In its latest working paper “Youth Aspirations and the Future of Work – A Review of the Literature and Evidence” published on the 14 September 2020, the International Labour Organization (ILO) used the Education and Employers study Drawing the Future, as part of its evidence demonstrating the ongoing lack of alignment between young peoples’ aspirations and labour market realities. The publication highlights the consequences of this misalignment and suggests steps that could be taken to improve the situation.
The document is of interest to those working in education, policy makers and researchers. Richard Barrett Research Associate at Education and Employers has written an article about the report – read it here.
Undertaken as part of the ILO Future of Work project the paper aims to:
- review the literature on the concepts and drivers of aspirations;
- develop a conceptual framework that relates labour market conditions to aspirations;
- map the existing survey-based evidence on the aspirations of youth worldwide; and
- provide insights into how to improve data collection, research and evidence-based policy-making related to young peoples’ aspirations.
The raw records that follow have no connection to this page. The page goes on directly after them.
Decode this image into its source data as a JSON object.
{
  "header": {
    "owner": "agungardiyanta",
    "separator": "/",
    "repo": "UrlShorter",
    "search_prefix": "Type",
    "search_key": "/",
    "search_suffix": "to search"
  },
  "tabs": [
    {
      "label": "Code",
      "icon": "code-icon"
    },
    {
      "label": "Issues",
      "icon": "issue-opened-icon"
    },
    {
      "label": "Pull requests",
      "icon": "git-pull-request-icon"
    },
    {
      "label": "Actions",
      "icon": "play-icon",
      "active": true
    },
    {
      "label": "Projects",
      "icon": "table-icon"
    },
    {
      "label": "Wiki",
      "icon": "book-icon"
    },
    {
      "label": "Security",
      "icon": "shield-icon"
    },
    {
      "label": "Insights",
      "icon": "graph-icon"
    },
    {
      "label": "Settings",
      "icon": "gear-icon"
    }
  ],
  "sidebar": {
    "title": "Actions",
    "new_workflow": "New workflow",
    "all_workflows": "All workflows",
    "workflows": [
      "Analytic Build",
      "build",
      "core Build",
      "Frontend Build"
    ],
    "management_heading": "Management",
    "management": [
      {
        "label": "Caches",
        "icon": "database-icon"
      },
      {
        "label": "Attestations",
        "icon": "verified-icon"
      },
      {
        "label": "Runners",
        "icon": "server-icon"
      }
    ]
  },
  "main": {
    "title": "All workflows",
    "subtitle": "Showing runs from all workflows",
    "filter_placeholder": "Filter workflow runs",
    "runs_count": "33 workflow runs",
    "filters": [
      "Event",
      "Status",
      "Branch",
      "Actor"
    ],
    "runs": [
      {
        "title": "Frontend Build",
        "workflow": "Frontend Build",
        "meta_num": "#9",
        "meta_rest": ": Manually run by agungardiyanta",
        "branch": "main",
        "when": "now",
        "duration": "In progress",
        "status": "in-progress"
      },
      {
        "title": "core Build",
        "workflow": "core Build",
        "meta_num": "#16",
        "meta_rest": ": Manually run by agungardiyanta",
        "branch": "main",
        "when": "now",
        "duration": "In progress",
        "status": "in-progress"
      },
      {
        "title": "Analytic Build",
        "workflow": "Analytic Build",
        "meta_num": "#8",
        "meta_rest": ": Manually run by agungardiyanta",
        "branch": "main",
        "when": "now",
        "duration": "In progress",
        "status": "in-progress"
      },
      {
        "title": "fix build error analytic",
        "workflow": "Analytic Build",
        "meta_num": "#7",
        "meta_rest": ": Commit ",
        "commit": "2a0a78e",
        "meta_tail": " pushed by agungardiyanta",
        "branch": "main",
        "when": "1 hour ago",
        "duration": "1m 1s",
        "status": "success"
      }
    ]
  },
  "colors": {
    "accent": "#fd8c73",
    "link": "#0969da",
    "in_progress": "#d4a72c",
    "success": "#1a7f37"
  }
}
The paper argues that if policies and programmes help recipients visualize the potential pathways to achieving their goals, development efforts can utilize the motivating power of aspirations. It identifies three steps in this process: First, individuals need to set a goal for the future (an aspired position). Second, they need to have the necessary agency to carry out the steps required to attain that goal. Third, they need to visualize pathways to achieving that goal, such as access to the cognitive or material tools necessary for their journey.
Youth Aspirations and the Future of Work highlights that exposure to people outside of young people’s immediate social network can have a positive impact on aspiration formation. The authors suggest that role models have to be people with whom young people can identify socially and whose stories produce a vicarious experience that generates emotions strong enough to spur an individual’s willingness to change their situation. This reflects our long-held view that young people cannot be what they cannot see.
Interestingly, particularly for the many people involved in our Primary Futures campaign, they indicate that expectations reported at age 14 were the best predictor of the score gap between low- and high-income students. Therefore, they encouraged policy-makers and education workers to start raising students’ aspirations as early as primary school level.